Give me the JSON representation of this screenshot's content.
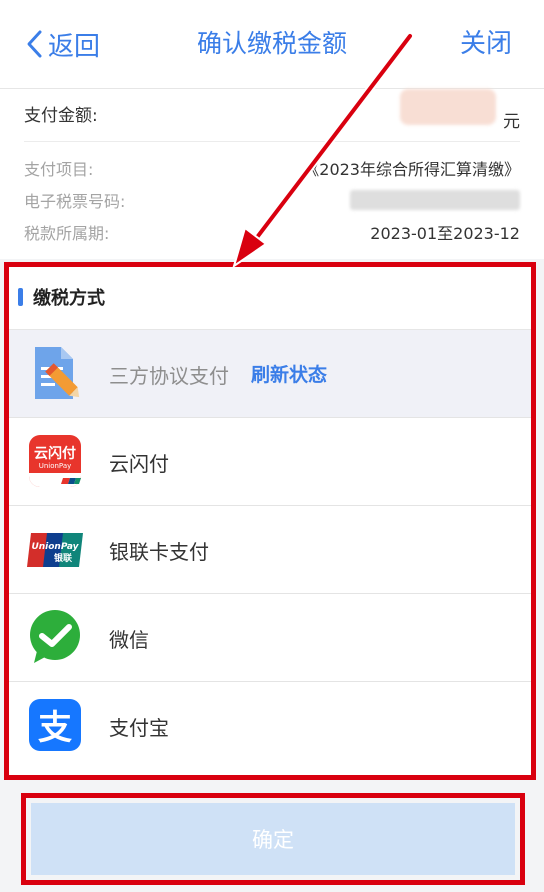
{
  "nav": {
    "back_label": "返回",
    "title": "确认缴税金额",
    "close_label": "关闭"
  },
  "summary": {
    "amount_label": "支付金额:",
    "amount_unit": "元",
    "rows": [
      {
        "label": "支付项目:",
        "value": "《2023年综合所得汇算清缴》"
      },
      {
        "label": "电子税票号码:",
        "value": ""
      },
      {
        "label": "税款所属期:",
        "value": "2023-01至2023-12"
      }
    ]
  },
  "payment": {
    "section_title": "缴税方式",
    "options": [
      {
        "label": "三方协议支付",
        "action": "刷新状态",
        "icon": "agreement-document-pen-icon",
        "enabled": false
      },
      {
        "label": "云闪付",
        "icon": "unionpay-quickpass-icon",
        "enabled": true
      },
      {
        "label": "银联卡支付",
        "icon": "unionpay-card-icon",
        "enabled": true
      },
      {
        "label": "微信",
        "icon": "wechat-pay-icon",
        "enabled": true
      },
      {
        "label": "支付宝",
        "icon": "alipay-icon",
        "enabled": true
      }
    ]
  },
  "confirm_label": "确定",
  "icon_texts": {
    "yunshanfu_cn": "云闪付",
    "yunshanfu_en": "UnionPay",
    "unionpay_en": "UnionPay",
    "unionpay_cn": "银联",
    "alipay_char": "支"
  },
  "colors": {
    "accent": "#3b7ee8",
    "highlight_red": "#d9000f",
    "confirm_bg": "#cfe1f6",
    "wechat_green": "#2dae3b",
    "alipay_blue": "#1677ff"
  }
}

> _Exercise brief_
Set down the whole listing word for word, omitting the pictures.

> _Response to the task_
Give me the JSON representation of this screenshot's content.
{
  "nav": {
    "back_label": "返回",
    "title": "确认缴税金额",
    "close_label": "关闭"
  },
  "summary": {
    "amount_label": "支付金额:",
    "amount_unit": "元",
    "rows": [
      {
        "label": "支付项目:",
        "value": "《2023年综合所得汇算清缴》"
      },
      {
        "label": "电子税票号码:",
        "value": ""
      },
      {
        "label": "税款所属期:",
        "value": "2023-01至2023-12"
      }
    ]
  },
  "payment": {
    "section_title": "缴税方式",
    "options": [
      {
        "label": "三方协议支付",
        "action": "刷新状态",
        "icon": "agreement-document-pen-icon",
        "enabled": false
      },
      {
        "label": "云闪付",
        "icon": "unionpay-quickpass-icon",
        "enabled": true
      },
      {
        "label": "银联卡支付",
        "icon": "unionpay-card-icon",
        "enabled": true
      },
      {
        "label": "微信",
        "icon": "wechat-pay-icon",
        "enabled": true
      },
      {
        "label": "支付宝",
        "icon": "alipay-icon",
        "enabled": true
      }
    ]
  },
  "confirm_label": "确定",
  "icon_texts": {
    "yunshanfu_cn": "云闪付",
    "yunshanfu_en": "UnionPay",
    "unionpay_en": "UnionPay",
    "unionpay_cn": "银联",
    "alipay_char": "支"
  },
  "colors": {
    "accent": "#3b7ee8",
    "highlight_red": "#d9000f",
    "confirm_bg": "#cfe1f6",
    "wechat_green": "#2dae3b",
    "alipay_blue": "#1677ff"
  }
}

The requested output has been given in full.